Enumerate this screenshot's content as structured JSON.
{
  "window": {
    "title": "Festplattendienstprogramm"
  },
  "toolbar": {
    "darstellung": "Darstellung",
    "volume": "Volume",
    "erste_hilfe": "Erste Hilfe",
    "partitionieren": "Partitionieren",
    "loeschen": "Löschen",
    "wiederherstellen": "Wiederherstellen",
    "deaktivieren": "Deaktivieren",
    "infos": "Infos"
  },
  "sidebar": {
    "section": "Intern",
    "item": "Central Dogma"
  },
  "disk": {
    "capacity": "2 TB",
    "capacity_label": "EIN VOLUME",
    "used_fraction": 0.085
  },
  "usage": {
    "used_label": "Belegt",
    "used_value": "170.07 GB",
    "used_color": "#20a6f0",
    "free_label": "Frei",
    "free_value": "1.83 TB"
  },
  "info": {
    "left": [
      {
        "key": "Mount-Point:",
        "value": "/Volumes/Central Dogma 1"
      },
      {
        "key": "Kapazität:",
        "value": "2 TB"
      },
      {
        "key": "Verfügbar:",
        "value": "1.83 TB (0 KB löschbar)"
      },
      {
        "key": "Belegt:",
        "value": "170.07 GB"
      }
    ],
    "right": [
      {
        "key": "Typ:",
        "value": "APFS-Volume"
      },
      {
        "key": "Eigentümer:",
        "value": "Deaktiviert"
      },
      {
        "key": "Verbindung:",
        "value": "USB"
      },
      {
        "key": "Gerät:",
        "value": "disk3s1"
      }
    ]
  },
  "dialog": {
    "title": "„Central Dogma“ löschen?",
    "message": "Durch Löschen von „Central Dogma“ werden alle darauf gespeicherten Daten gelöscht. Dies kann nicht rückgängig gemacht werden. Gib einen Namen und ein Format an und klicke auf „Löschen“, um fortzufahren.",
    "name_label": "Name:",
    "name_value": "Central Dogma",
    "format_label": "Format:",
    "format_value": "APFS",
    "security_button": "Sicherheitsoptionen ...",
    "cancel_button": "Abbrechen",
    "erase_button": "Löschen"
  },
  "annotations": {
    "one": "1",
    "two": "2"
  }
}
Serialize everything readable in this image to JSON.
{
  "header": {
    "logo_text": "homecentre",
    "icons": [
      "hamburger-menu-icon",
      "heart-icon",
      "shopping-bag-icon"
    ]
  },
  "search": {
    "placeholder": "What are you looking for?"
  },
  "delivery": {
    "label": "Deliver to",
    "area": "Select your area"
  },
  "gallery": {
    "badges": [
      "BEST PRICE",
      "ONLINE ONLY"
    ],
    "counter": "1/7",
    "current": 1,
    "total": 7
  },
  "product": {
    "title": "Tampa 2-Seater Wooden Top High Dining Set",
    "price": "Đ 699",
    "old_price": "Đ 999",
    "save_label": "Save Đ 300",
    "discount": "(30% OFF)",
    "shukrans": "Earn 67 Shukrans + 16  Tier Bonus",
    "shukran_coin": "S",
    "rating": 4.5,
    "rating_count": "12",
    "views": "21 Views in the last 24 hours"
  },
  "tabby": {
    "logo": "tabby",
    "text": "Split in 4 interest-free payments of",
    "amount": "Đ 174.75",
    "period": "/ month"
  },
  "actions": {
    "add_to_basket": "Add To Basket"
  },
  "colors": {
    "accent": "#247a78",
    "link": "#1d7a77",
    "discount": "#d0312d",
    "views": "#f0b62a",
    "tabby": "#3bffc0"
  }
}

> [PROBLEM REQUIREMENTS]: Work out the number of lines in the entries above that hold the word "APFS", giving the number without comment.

> [SOLUTION TO THE EXERCISE]: 2